The journal's objective is to present high-quality research concerning all areas of music and sound in games. It serves a diverse community of readers and authors, encompassing industry practitioners alongside scholars from disciplinary perspectives including anthropology, computer science, media/game studies, philosophy, psychology, and sociology, as well as musicology. As the journal of the Society for the Study of Sound and Music in Games, JSMG acts as a lively forum for the presentation and dissemination of knowledge, uniting theory and practice in this domain of musical-sonic activity.

My own first encounter with the academic study of video game audio began in 2012. After a decade as a composer and audio director for games, I was fortunate enough to have my rather speculative practice-based paper about compositional process accepted for the Royal Musical Association Ludomusicology Study Day at the University of Oxford. I had recently completed the score and the audio direction to Need for Speed: Shift 2 Unleashed (2011), and I was slowly re-emerging into the daylight from an intense four-year, two-game development cycle with Electronic Arts Inc. and Slightly Mad Studios. I felt sure I would be seen as an outsider. The study day proved remarkable for a number of reasons: the quality and diversity of the papers (mine excepted); the coming together of the industry and the academy; and the discussion that arose about the possible future direction of what was then a young domain of scholarly activity.
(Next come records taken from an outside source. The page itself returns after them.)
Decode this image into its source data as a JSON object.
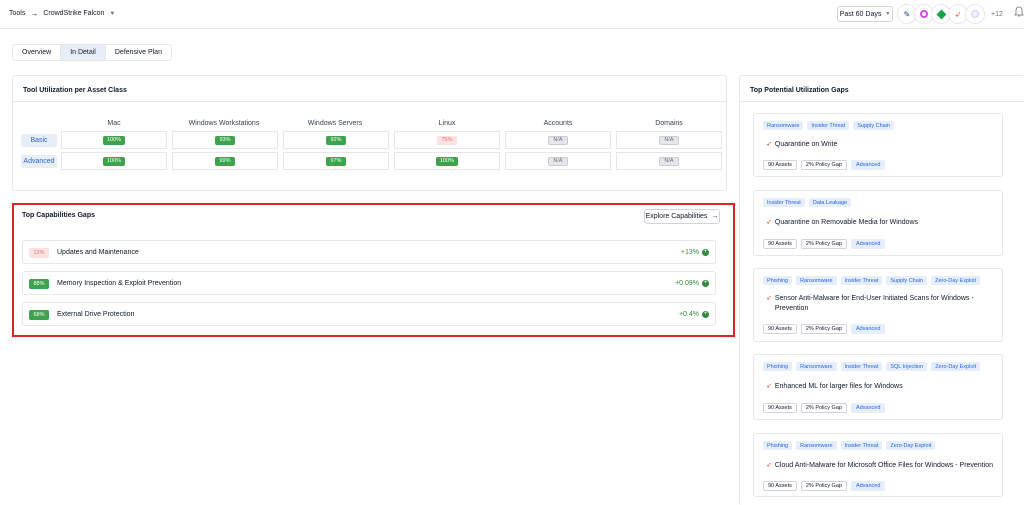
{
  "header": {
    "breadcrumb_root": "Tools",
    "breadcrumb_arrow": "→",
    "tool_name": "CrowdStrike Falcon",
    "date_range": "Past 60 Days",
    "more_integrations": "+12"
  },
  "tabs": [
    {
      "label": "Overview",
      "active": false
    },
    {
      "label": "In Detail",
      "active": true
    },
    {
      "label": "Defensive Plan",
      "active": false
    }
  ],
  "utilization": {
    "title": "Tool Utilization per Asset Class",
    "columns": [
      "Mac",
      "Windows Workstations",
      "Windows Servers",
      "Linux",
      "Accounts",
      "Domains"
    ],
    "rows": [
      {
        "label": "Basic",
        "cells": [
          {
            "value": "100%",
            "style": "green"
          },
          {
            "value": "93%",
            "style": "green"
          },
          {
            "value": "92%",
            "style": "green"
          },
          {
            "value": "75%",
            "style": "pink"
          },
          {
            "value": "N/A",
            "style": "na"
          },
          {
            "value": "N/A",
            "style": "na"
          }
        ]
      },
      {
        "label": "Advanced",
        "cells": [
          {
            "value": "100%",
            "style": "green"
          },
          {
            "value": "99%",
            "style": "green"
          },
          {
            "value": "97%",
            "style": "green"
          },
          {
            "value": "100%",
            "style": "green"
          },
          {
            "value": "N/A",
            "style": "na"
          },
          {
            "value": "N/A",
            "style": "na"
          }
        ]
      }
    ]
  },
  "capabilities": {
    "title": "Top Capabilities Gaps",
    "explore_label": "Explore Capabilities",
    "explore_arrow": "→",
    "items": [
      {
        "percent": "12%",
        "style": "pink",
        "name": "Updates and Maintenance",
        "delta": "+13%"
      },
      {
        "percent": "88%",
        "style": "green",
        "name": "Memory Inspection & Exploit Prevention",
        "delta": "+0.09%"
      },
      {
        "percent": "68%",
        "style": "green",
        "name": "External Drive Protection",
        "delta": "+0.4%"
      }
    ]
  },
  "gaps": {
    "title": "Top Potential Utilization Gaps",
    "items": [
      {
        "tags": [
          "Ransomware",
          "Insider Threat",
          "Supply Chain"
        ],
        "title": "Quarantine on Write",
        "assets": "90 Assets",
        "policy_gap": "2% Policy Gap",
        "level": "Advanced"
      },
      {
        "tags": [
          "Insider Threat",
          "Data Leakage"
        ],
        "title": "Quarantine on Removable Media for Windows",
        "assets": "90 Assets",
        "policy_gap": "2% Policy Gap",
        "level": "Advanced"
      },
      {
        "tags": [
          "Phishing",
          "Ransomware",
          "Insider Threat",
          "Supply Chain",
          "Zero-Day Exploit"
        ],
        "title": "Sensor Anti-Malware for End-User Initiated Scans for Windows - Prevention",
        "assets": "90 Assets",
        "policy_gap": "2% Policy Gap",
        "level": "Advanced"
      },
      {
        "tags": [
          "Phishing",
          "Ransomware",
          "Insider Threat",
          "SQL Injection",
          "Zero-Day Exploit"
        ],
        "title": "Enhanced ML for larger files for Windows",
        "assets": "90 Assets",
        "policy_gap": "2% Policy Gap",
        "level": "Advanced"
      },
      {
        "tags": [
          "Phishing",
          "Ransomware",
          "Insider Threat",
          "Zero-Day Exploit"
        ],
        "title": "Cloud Anti-Malware for Microsoft Office Files for Windows - Prevention",
        "assets": "90 Assets",
        "policy_gap": "2% Policy Gap",
        "level": "Advanced"
      }
    ]
  },
  "colors": {
    "accent": "#2563eb",
    "success": "#3fa34d",
    "danger_highlight": "#dc2626",
    "falcon": "#e0533a"
  }
}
The subsequent years have seen this area of research become firmly established, with conferences, collaborations, and publications involving audiences, practitioners, and researchers across the globe. Not only has this scholarship expanded in volume, it has transcended traditional boundaries between disciplines and professions.

Today, therefore, marks another significant milestone—the launch of our journal. The editors and editorial board are extremely grateful for the support of the members of the Society for the Study of Sound and Music in Games and our publishers, the University of California Press.